Tag: South Carolina

EVAPORATION OF THE WIDOW’S MITE

Church pastors often suffer from an imposed “vow of poverty.” Congregations that are not faithful donors often remain chronic. Founding pastors often remain for their entire career at the same church never subjecting the church to the reality of the marketplace. Pastors that make the mistake of residing in a “parsonage” lose the home equity most middle-class Americans treat as a civil right. Founding pastors often fail to install retirement plans until late in their career with no way to “catch up” without offending the good folks at the federal and state taxing authorities. However, when a pastor or a conscience driven church leadership tries to address the problem with inadequate resources and inadequate professional advice one or the other, or both, enter into arrangements that are questionable. The pastor, and usually the pastor’s widow, end up without a solution, or worse, with a ruined legacy.

In Jenkins v Refuge Temple Church of God, Slip Op. (SC App. 2018), the founding pastor appointed board members, however, the bylaws required congregational election. The pastor asked the board to enter into an employment agreement with him that contained a survivorship clause whereby his widow would receive income for life. The employment agreement with the survivorship clause was not voted upon by the congregation nor even revealed to the congregation. After the pastor died, the widow was paid by the congregation for six years. Financial necessities convinced the successor pastor and church leadership to phase out the payments. They believed the widow’s payments fulfilled their obligation as set forth in church tradition for such situations and did not learn of the written contract until the litigation for breach of the contract was brought by the widow. The trial court entered judgment for the widow on a breach of contract theory, apply neutral principles of law, but the Court of Appeals reversed. The failure of the board to be properly elected was fatal to the enforceability of the contract. That the church had made monthly payments to the widow did not estop the church under the laches doctrine because the church did not know about the contract.

Other financial arrangements might have worked far better than a “secret” contract adopted by a board of dubious legal authority. A Certified Public Accountant, a financial planner, or even an insurance specialist could have suggested many options and revealed their relevant costs. The pastor and the church may have had a moral obligation to the widow. Whether either fulfilled that obligation is a moral question not within the scope of this report. During the pastor’s ministry, a retirement plan should have been in place other than the employment contract survivorship clause. Both the pastor and the church leadership should have enacted it. A life insurance employment benefit, for example, would have been the easiest solution.

PROCEDURAL LAW BARRIERS TO CHURCH LAWSUITS

There are no statistics available, and if they were asserted their reliability would be suspect, regarding whether lawsuits involving churches are terminated on procedural grounds as often, more often, or less often than lawsuits involving other private or commercial entities.
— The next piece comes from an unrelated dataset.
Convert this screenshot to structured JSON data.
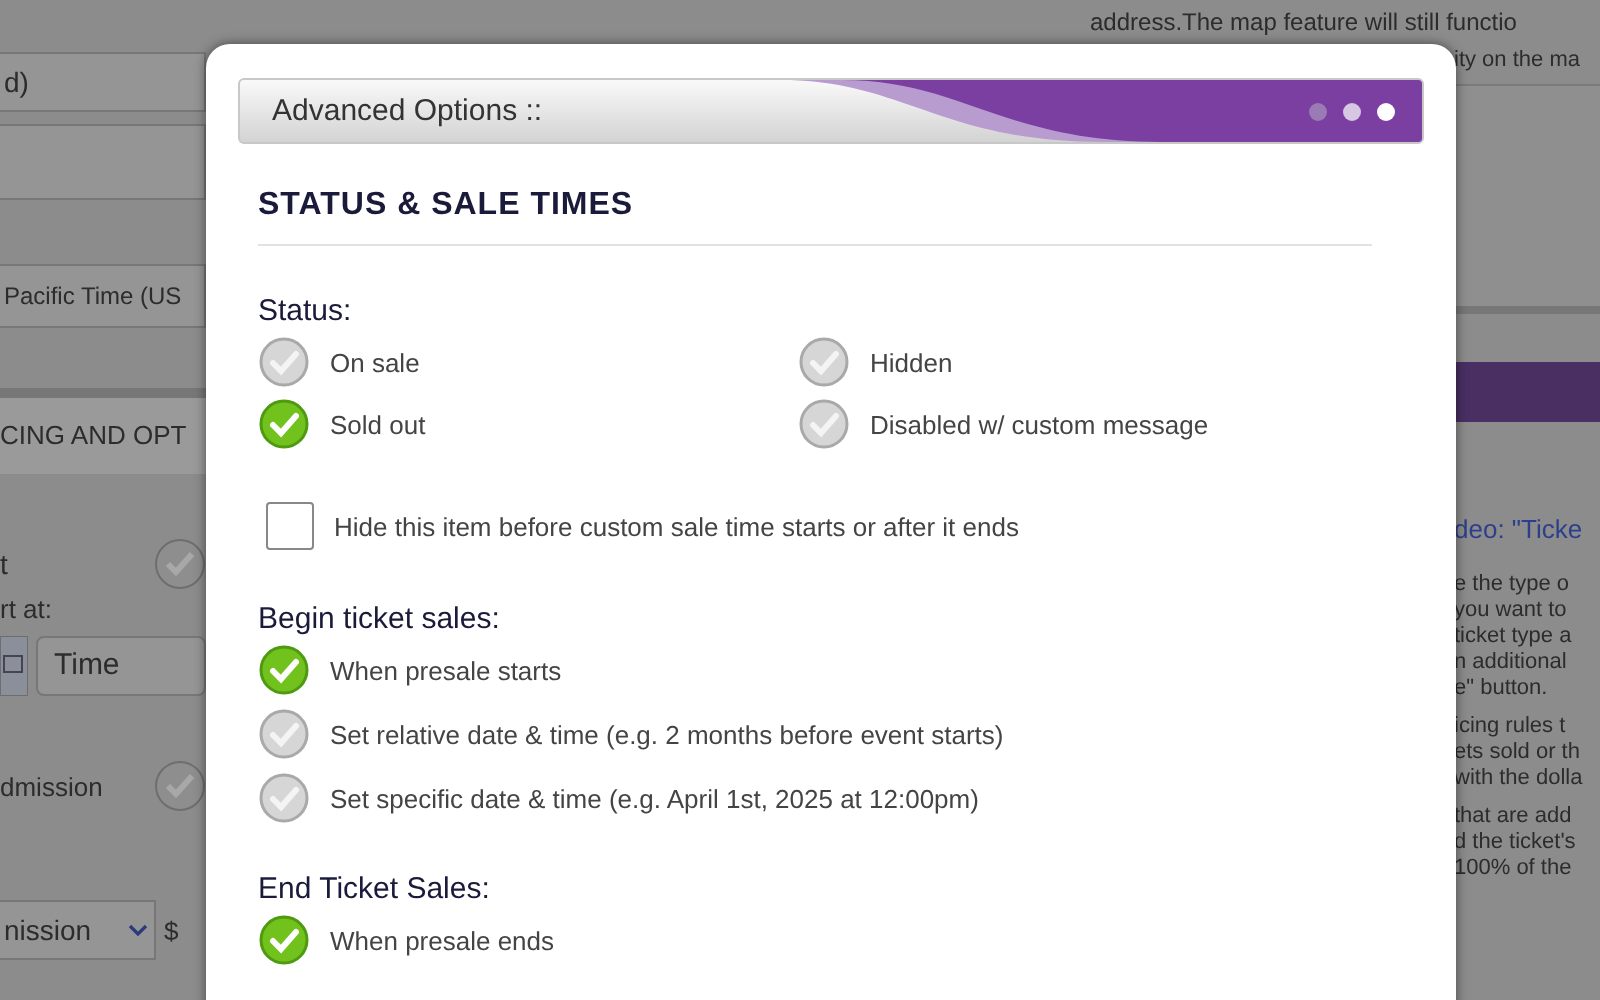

For one thing, the determination as to the precise role each argument played in a disposition is sometimes determined subjectively by the reviewer of the opinion. That disclaimer aside, many lawsuits involving churches do not proceed to a decision on the merits or even to a point sufficiently definitive to be reported here. Also, many state trial courts are not fully integrated into the world wide web such that interlocutory or even final trial court decisions are rarely sufficiently visible to be reported here. That does not mean they are not important cases or decisions. If we cannot see them, however, we cannot report them. However, sometimes the trial court’s procedural rulings are appealed and become visible.

In Eaddy v Capers, Slip Op. (unpublished) (S. Car., App., 2018), the court of appeals affirmed a trial court’s summary judgment that the excommunication of the Plaintiff was outside the jurisdiction of the South Carolinian courts. The trial court held it did not have jurisdiction over church disciplinary matters under the Ecclesiastical Abstention Doctrine. The appellate court noted that Plaintiff’s new arguments on appeal had not been submitted to the trial court and ruled upon, or otherwise preserved for appellate review. The new arguments were that (1) the church leadership had not been properly elected so they did not have authority to conduct church disciplinary proceedings and (2) that the Ecclesiastical Abstention Doctrine as interpreted by South Carolina did not apply to a congregational church like the defendant. But, because the arguments were not preserved for review, they could not be considered.

Preservation of arguments for appellate review is fundamental but trial counsel sometimes believe they have when they have not. That is a cautionary thought for church lawyers, too. Before trial level proceedings close, it may be necessary to review motions and court rulings on them issued many months or even years previously rather than rely on sometimes fallible memory. Making sure court rulings from the bench have been suitably memorialized in writing in the court record can also be a challenge if some of the proceedings were oral argument.